**Exercise prompt:**
Omit the pictures, and output the rest of the entries exactly as written.
==== Given records
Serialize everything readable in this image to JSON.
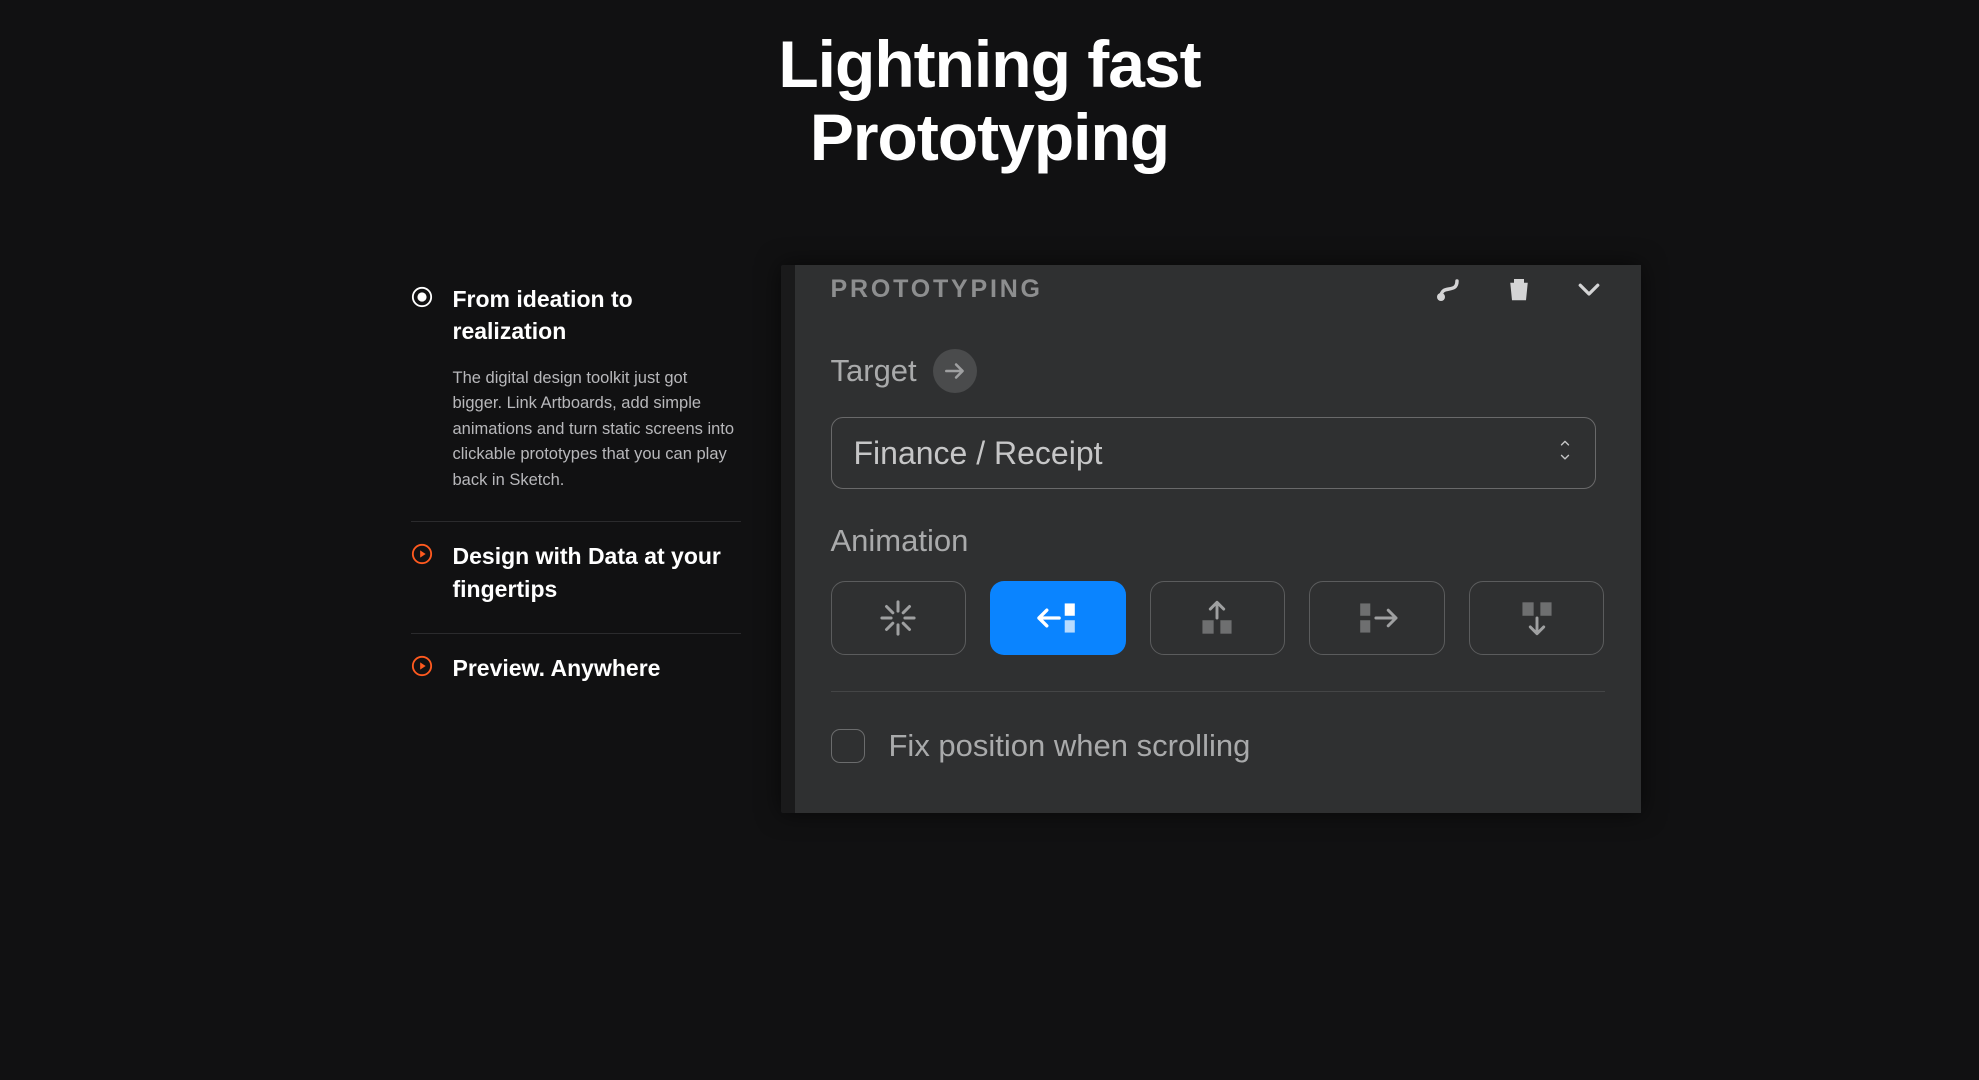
{
  "heading": {
    "line1": "Lightning fast",
    "line2": "Prototyping"
  },
  "features": [
    {
      "title": "From ideation to realization",
      "desc": "The digital design toolkit just got bigger. Link Artboards, add simple animations and turn static screens into clickable prototypes that you can play back in Sketch.",
      "active": true
    },
    {
      "title": "Design with Data at your fingertips",
      "desc": "",
      "active": false
    },
    {
      "title": "Preview. Anywhere",
      "desc": "",
      "active": false
    }
  ],
  "panel": {
    "title": "PROTOTYPING",
    "target_label": "Target",
    "target_value": "Finance / Receipt",
    "animation_label": "Animation",
    "animations": [
      {
        "name": "no-animation",
        "active": false
      },
      {
        "name": "slide-left",
        "active": true
      },
      {
        "name": "slide-up",
        "active": false
      },
      {
        "name": "slide-right",
        "active": false
      },
      {
        "name": "slide-down",
        "active": false
      }
    ],
    "fix_label": "Fix position when scrolling",
    "fix_checked": false
  },
  "colors": {
    "accent": "#ff5a1f",
    "primary": "#0a84ff"
  }
}
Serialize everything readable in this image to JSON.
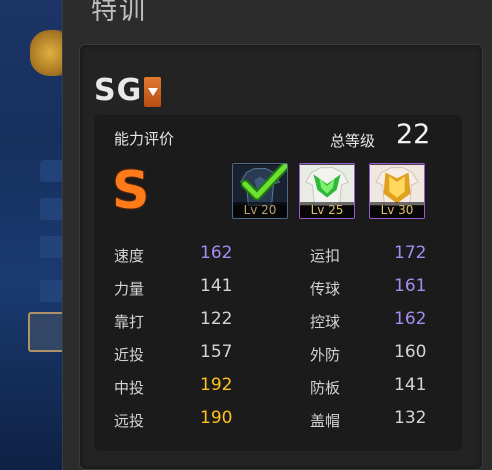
{
  "window": {
    "title": "特训"
  },
  "position": {
    "label": "SG"
  },
  "rating": {
    "label": "能力评价",
    "grade": "S",
    "total_level_label": "总等级",
    "total_level": "22"
  },
  "badges": [
    {
      "level": "Lv 20",
      "completed": true,
      "color": "#6a8a60"
    },
    {
      "level": "Lv 25",
      "completed": false,
      "color": "#38c040"
    },
    {
      "level": "Lv 30",
      "completed": false,
      "color": "#e0a020"
    }
  ],
  "stats": {
    "rows": [
      {
        "left": {
          "name": "速度",
          "value": "162",
          "tone": "purple"
        },
        "right": {
          "name": "运扣",
          "value": "172",
          "tone": "purple"
        }
      },
      {
        "left": {
          "name": "力量",
          "value": "141",
          "tone": "normal"
        },
        "right": {
          "name": "传球",
          "value": "161",
          "tone": "purple"
        }
      },
      {
        "left": {
          "name": "靠打",
          "value": "122",
          "tone": "normal"
        },
        "right": {
          "name": "控球",
          "value": "162",
          "tone": "purple"
        }
      },
      {
        "left": {
          "name": "近投",
          "value": "157",
          "tone": "normal"
        },
        "right": {
          "name": "外防",
          "value": "160",
          "tone": "normal"
        }
      },
      {
        "left": {
          "name": "中投",
          "value": "192",
          "tone": "gold"
        },
        "right": {
          "name": "防板",
          "value": "141",
          "tone": "normal"
        }
      },
      {
        "left": {
          "name": "远投",
          "value": "190",
          "tone": "gold"
        },
        "right": {
          "name": "盖帽",
          "value": "132",
          "tone": "normal"
        }
      }
    ]
  },
  "colors": {
    "purple": "#a58cf2",
    "gold": "#ffc21a",
    "grade": "#ff7a18",
    "dropdown": "#d0601e"
  }
}
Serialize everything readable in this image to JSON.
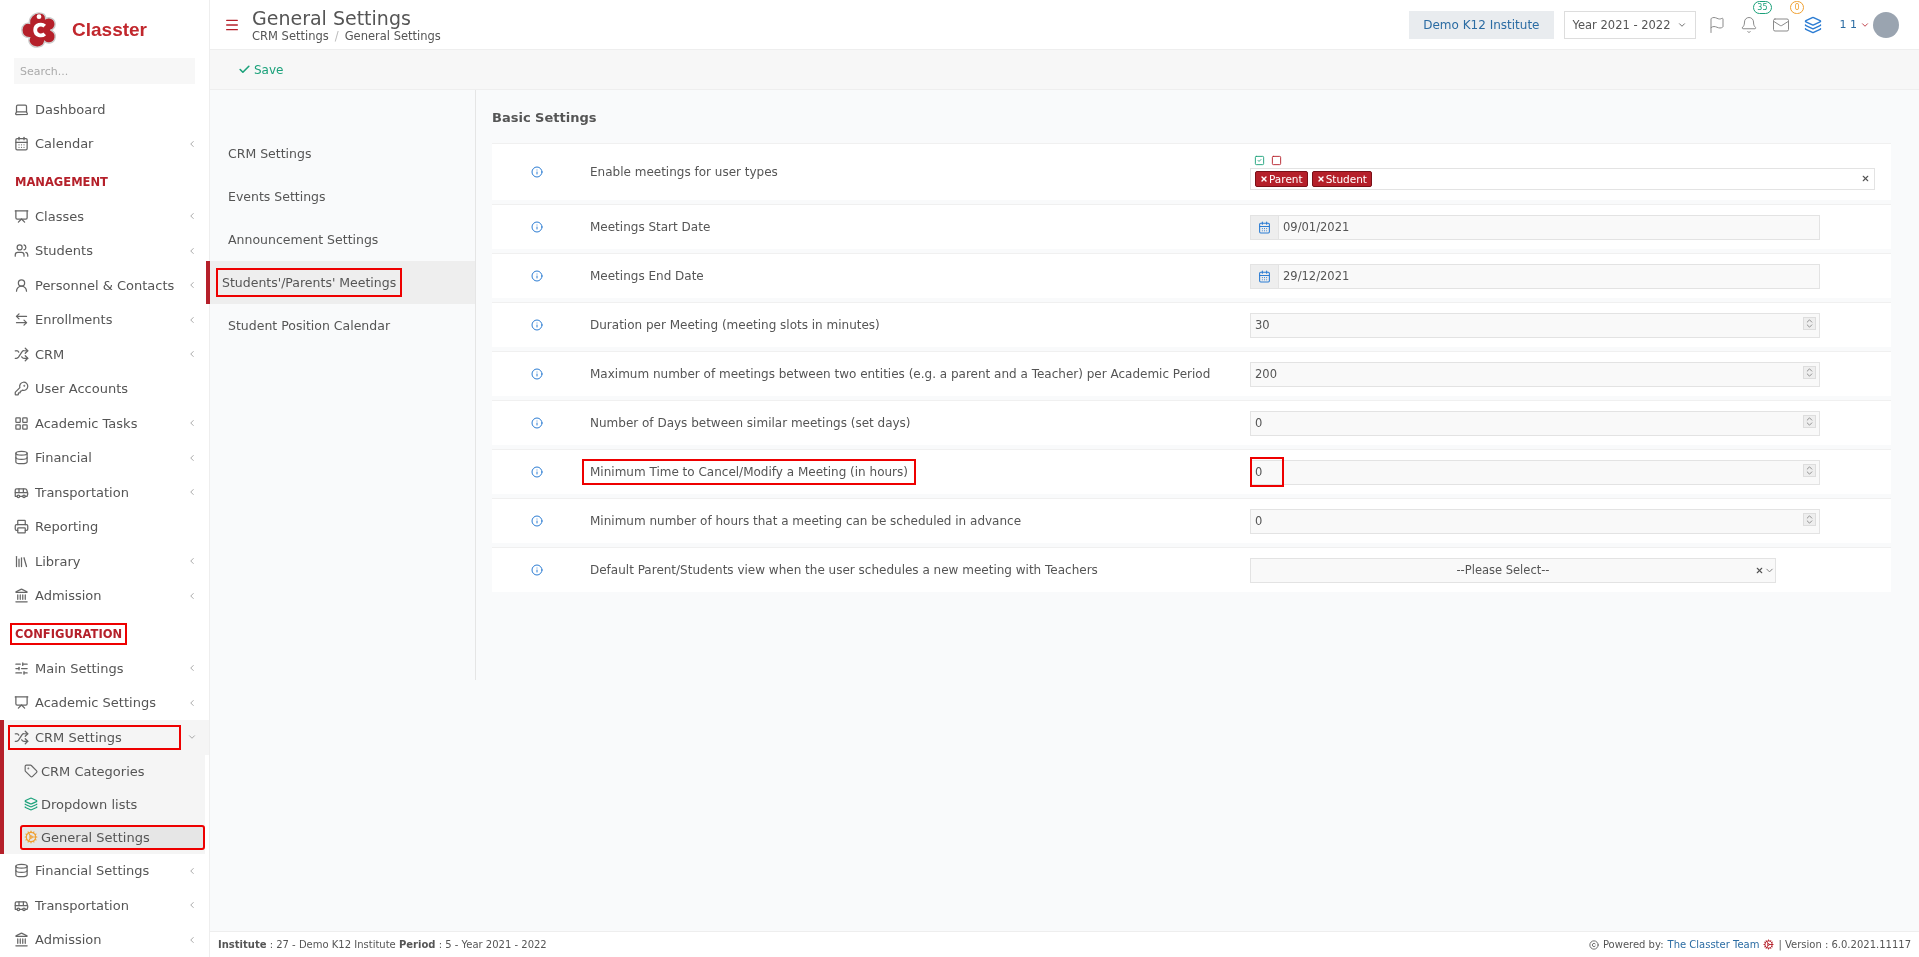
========
**Exercise solution:**
Serialize everything readable in this image to JSON.
{
  "heading": {
    "line1": "Lightning fast",
    "line2": "Prototyping"
  },
  "features": [
    {
      "title": "From ideation to realization",
      "desc": "The digital design toolkit just got bigger. Link Artboards, add simple animations and turn static screens into clickable prototypes that you can play back in Sketch.",
      "active": true
    },
    {
      "title": "Design with Data at your fingertips",
      "desc": "",
      "active": false
    },
    {
      "title": "Preview. Anywhere",
      "desc": "",
      "active": false
    }
  ],
  "panel": {
    "title": "PROTOTYPING",
    "target_label": "Target",
    "target_value": "Finance / Receipt",
    "animation_label": "Animation",
    "animations": [
      {
        "name": "no-animation",
        "active": false
      },
      {
        "name": "slide-left",
        "active": true
      },
      {
        "name": "slide-up",
        "active": false
      },
      {
        "name": "slide-right",
        "active": false
      },
      {
        "name": "slide-down",
        "active": false
      }
    ],
    "fix_label": "Fix position when scrolling",
    "fix_checked": false
  },
  "colors": {
    "accent": "#ff5a1f",
    "primary": "#0a84ff"
  }
}
Serialize everything readable in this image to JSON.
{
  "window": {
    "title": "特训"
  },
  "position": {
    "label": "SG"
  },
  "rating": {
    "label": "能力评价",
    "grade": "S",
    "total_level_label": "总等级",
    "total_level": "22"
  },
  "badges": [
    {
      "level": "Lv 20",
      "completed": true,
      "color": "#6a8a60"
    },
    {
      "level": "Lv 25",
      "completed": false,
      "color": "#38c040"
    },
    {
      "level": "Lv 30",
      "completed": false,
      "color": "#e0a020"
    }
  ],
  "stats": {
    "rows": [
      {
        "left": {
          "name": "速度",
          "value": "162",
          "tone": "purple"
        },
        "right": {
          "name": "运扣",
          "value": "172",
          "tone": "purple"
        }
      },
      {
        "left": {
          "name": "力量",
          "value": "141",
          "tone": "normal"
        },
        "right": {
          "name": "传球",
          "value": "161",
          "tone": "purple"
        }
      },
      {
        "left": {
          "name": "靠打",
          "value": "122",
          "tone": "normal"
        },
        "right": {
          "name": "控球",
          "value": "162",
          "tone": "purple"
        }
      },
      {
        "left": {
          "name": "近投",
          "value": "157",
          "tone": "normal"
        },
        "right": {
          "name": "外防",
          "value": "160",
          "tone": "normal"
        }
      },
      {
        "left": {
          "name": "中投",
          "value": "192",
          "tone": "gold"
        },
        "right": {
          "name": "防板",
          "value": "141",
          "tone": "normal"
        }
      },
      {
        "left": {
          "name": "远投",
          "value": "190",
          "tone": "gold"
        },
        "right": {
          "name": "盖帽",
          "value": "132",
          "tone": "normal"
        }
      }
    ]
  },
  "colors": {
    "purple": "#a58cf2",
    "gold": "#ffc21a",
    "grade": "#ff7a18",
    "dropdown": "#d0601e"
  }
}
Serialize everything readable in this image to JSON.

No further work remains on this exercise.